■ **Task statement**
The entries shown next need to be written again word for word.
**** Input material ****
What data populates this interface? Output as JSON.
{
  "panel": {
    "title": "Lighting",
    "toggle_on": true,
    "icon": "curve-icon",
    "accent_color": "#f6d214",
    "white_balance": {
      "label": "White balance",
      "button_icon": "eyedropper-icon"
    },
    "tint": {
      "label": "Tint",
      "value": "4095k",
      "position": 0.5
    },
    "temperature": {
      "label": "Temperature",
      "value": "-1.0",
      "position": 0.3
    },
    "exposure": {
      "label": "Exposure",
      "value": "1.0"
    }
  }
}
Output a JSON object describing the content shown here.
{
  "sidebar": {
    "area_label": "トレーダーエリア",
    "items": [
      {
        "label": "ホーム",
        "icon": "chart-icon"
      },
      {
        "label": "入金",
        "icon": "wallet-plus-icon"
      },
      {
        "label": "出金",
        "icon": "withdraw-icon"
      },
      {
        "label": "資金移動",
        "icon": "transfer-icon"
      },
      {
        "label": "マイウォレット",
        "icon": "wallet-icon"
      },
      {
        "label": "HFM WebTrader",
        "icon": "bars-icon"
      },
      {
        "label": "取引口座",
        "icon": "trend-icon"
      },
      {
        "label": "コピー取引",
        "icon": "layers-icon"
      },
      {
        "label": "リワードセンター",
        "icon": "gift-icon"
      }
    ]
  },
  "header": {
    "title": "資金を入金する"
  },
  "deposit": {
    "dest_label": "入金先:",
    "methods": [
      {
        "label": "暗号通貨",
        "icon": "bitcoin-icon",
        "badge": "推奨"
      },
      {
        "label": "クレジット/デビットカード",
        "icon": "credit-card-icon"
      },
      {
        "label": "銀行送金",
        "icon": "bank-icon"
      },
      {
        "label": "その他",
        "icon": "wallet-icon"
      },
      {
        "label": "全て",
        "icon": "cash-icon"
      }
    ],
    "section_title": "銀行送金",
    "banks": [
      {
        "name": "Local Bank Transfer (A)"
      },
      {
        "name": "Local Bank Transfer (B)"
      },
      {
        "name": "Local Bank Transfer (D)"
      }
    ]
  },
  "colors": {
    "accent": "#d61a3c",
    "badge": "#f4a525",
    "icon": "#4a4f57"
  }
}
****
■ **Finished task**
What data populates this interface? Output as JSON.
{
  "panel": {
    "title": "Lighting",
    "toggle_on": true,
    "icon": "curve-icon",
    "accent_color": "#f6d214",
    "white_balance": {
      "label": "White balance",
      "button_icon": "eyedropper-icon"
    },
    "tint": {
      "label": "Tint",
      "value": "4095k",
      "position": 0.5
    },
    "temperature": {
      "label": "Temperature",
      "value": "-1.0",
      "position": 0.3
    },
    "exposure": {
      "label": "Exposure",
      "value": "1.0"
    }
  }
}
Output a JSON object describing the content shown here.
{
  "sidebar": {
    "area_label": "トレーダーエリア",
    "items": [
      {
        "label": "ホーム",
        "icon": "chart-icon"
      },
      {
        "label": "入金",
        "icon": "wallet-plus-icon"
      },
      {
        "label": "出金",
        "icon": "withdraw-icon"
      },
      {
        "label": "資金移動",
        "icon": "transfer-icon"
      },
      {
        "label": "マイウォレット",
        "icon": "wallet-icon"
      },
      {
        "label": "HFM WebTrader",
        "icon": "bars-icon"
      },
      {
        "label": "取引口座",
        "icon": "trend-icon"
      },
      {
        "label": "コピー取引",
        "icon": "layers-icon"
      },
      {
        "label": "リワードセンター",
        "icon": "gift-icon"
      }
    ]
  },
  "header": {
    "title": "資金を入金する"
  },
  "deposit": {
    "dest_label": "入金先:",
    "methods": [
      {
        "label": "暗号通貨",
        "icon": "bitcoin-icon",
        "badge": "推奨"
      },
      {
        "label": "クレジット/デビットカード",
        "icon": "credit-card-icon"
      },
      {
        "label": "銀行送金",
        "icon": "bank-icon"
      },
      {
        "label": "その他",
        "icon": "wallet-icon"
      },
      {
        "label": "全て",
        "icon": "cash-icon"
      }
    ],
    "section_title": "銀行送金",
    "banks": [
      {
        "name": "Local Bank Transfer (A)"
      },
      {
        "name": "Local Bank Transfer (B)"
      },
      {
        "name": "Local Bank Transfer (D)"
      }
    ]
  },
  "colors": {
    "accent": "#d61a3c",
    "badge": "#f4a525",
    "icon": "#4a4f57"
  }
}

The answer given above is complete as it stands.